Steve Radley, director of policy at EEF, discusses the upcoming budget and the need for growth.
In just a few weeks, the government will set out its second Budget and publish the conclusions of the first stage of its Growth Review. This will be very different to last summer’s Emergency Budget which, together with the Spending Review, set out the government’s plan for meeting its Fiscal Mandate to reduce the level of government borrowing and debt over this Parliament.
The focus of this Budget must be on growth and generating the kind of growth our economy needs. This must come from investment, innovation and trade. But generating such a change from the unbalanced growth we saw in the last decade will not be straightforward. In particular, the governnent will need to create an environment that encourages business to invest and to do it in this country. It has made a good start by setting up the Growth Review and tasking all government departments with indentifying where they can reform policies that are blocking growth, and where new ones should be implemented to support growth and job creation. This joined-up approach suggests a different type of thinking across government about how it needs to engage and work with the private sector
It now needs to take this work forward by transforming its Growth Review into a Growth Mandate This would embed the process within government by setting out the progressive steps that it would take to dismantling the barriers to growth over the course of this Parliament. It would commit the whole of government to addressing these priority areas and report on the progress it was achieving at each Budget in the same way it does with the Fiscal Mandate.
But, of course, a Growth Mandate will only deliver results if it is addressing the right issues. It is also important that, as well as mapping out a course for the rest of this Parliament, the Growth Review takes early steps to dismantle these barriers. The Chancellor should therefore match the transparency of the Growth Mandate with specific measures in four areas – tax, regulation, access to finance and skills.
The governnent has already taken some useful steps on taxation such as lowering the rate of corporation and setting up the Office of Tax Simplification. But given the potential mobility of much manufacturing investment, it needs to go further to create a truly competitive tax regime. For example, manufacturers tend to replace their machinery and equipment every seven to eight years but the reduction in capital allowances next year will mean it will take 33 years for the full cost of business investment to be written off against tax.

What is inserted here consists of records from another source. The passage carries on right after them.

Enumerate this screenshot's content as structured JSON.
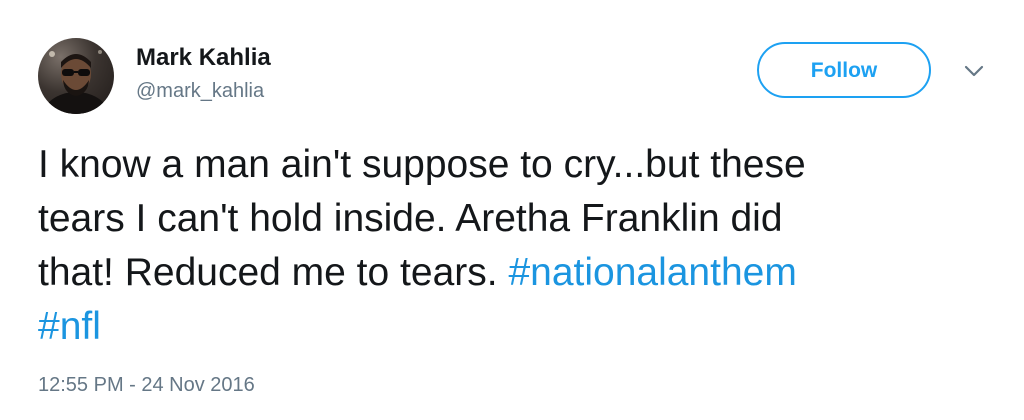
{
  "author": {
    "display_name": "Mark Kahlia",
    "handle": "@mark_kahlia",
    "avatar_icon": "profile-photo"
  },
  "actions": {
    "follow_label": "Follow",
    "menu_icon": "chevron-down-icon"
  },
  "tweet": {
    "line1": "I know a man ain't suppose to cry...but these",
    "line2": "tears I can't hold inside. Aretha Franklin did",
    "line3": "that! Reduced me to tears.",
    "hashtags": [
      "#nationalanthem",
      "#nfl"
    ],
    "timestamp": "12:55 PM - 24 Nov 2016"
  },
  "colors": {
    "accent": "#1da1f2",
    "hashtag": "#1b95e0",
    "secondary_text": "#657786",
    "primary_text": "#14171a"
  }
}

We need a new approach that recognises the true cost of modern machines with short lives. Similarly, the R&D tax credit needs to go beyond its current support for the research stage of innovation to include the significant development costs and risks borne by manufacturers. Environmental taxation also needs to be made simpler and more competitive. If the government goes ahead with its current plans for a carbon price floor, some manufacturers will see their electricity use taxed four times. Other environmental taxes would therefore need to be scrapped or reduced.
The governnent has shown it is serious about reducing regulation by introducing a ‘one in, one out’ approach and by ensuring that all new regulatory proposals are scrutinised more rigorously. It should now add some extra transparency to this by ensuring that the final opinions of this scrutiny body, the Regulatory Policy Committee, are published before any new regulation is laid before Parliament. In addition, rather than trying to unpick individual items of regulation, it should examine entire areas to address unnecessary complexity, duplication and contradictions. Its current review of employment law is a good start but waste policy and climate change are other areas that are crying out for attention.
Growing businesses will also only be able to fulfil their ambitions if they can get access they finance they need to, for example, develop new products or markets. Requiring the banks to publish a new lending code and setting up the Independent Banking Commission is a good start but the government should now introduce independent monitoring of whether the banks are keeping to these principles and start to develop an action plan for implementing the Commission’s proposals.
These are some of the early steps that the government should take next month but the Budget should also point to much larger-scale ambitions. And as part of the Growth Mandate it should regularly track progress on dismantling barriers by reviewing progress in areas such as the tax and regulation costs faced by business, the net change in bank and non-bank lending to business and the proportion of companies facing skill shortages.
Ultimately, business will need to drive growth by investing, innovating and exporting but the Budget can start the task of creating the internationally competitive environment that helps it to do this.